Search the records for the word "Downloads" and copy every line in which it occurs.

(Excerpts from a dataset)
___

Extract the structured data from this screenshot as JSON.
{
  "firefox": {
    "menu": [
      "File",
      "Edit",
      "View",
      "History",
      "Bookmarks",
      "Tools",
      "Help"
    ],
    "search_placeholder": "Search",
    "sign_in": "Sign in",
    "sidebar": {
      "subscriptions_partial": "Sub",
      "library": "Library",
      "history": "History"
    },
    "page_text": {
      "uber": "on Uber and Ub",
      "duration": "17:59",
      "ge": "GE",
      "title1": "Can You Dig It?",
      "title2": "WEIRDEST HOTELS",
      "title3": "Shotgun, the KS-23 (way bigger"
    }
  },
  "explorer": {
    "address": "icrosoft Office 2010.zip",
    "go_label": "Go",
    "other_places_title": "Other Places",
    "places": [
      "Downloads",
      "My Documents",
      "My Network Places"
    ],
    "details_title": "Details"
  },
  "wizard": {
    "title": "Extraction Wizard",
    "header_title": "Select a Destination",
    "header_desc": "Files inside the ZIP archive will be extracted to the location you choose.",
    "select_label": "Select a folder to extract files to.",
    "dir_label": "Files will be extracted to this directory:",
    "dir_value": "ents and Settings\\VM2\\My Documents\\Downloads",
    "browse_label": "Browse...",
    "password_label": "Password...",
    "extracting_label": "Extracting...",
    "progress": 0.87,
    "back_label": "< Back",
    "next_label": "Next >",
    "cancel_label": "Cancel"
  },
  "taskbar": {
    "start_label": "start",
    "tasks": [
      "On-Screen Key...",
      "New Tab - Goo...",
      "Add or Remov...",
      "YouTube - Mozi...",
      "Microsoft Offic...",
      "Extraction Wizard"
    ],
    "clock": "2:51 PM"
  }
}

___

Exercise solution:
      "Downloads",
    "dir_value": "ents and Settings\\VM2\\My Documents\\Downloads",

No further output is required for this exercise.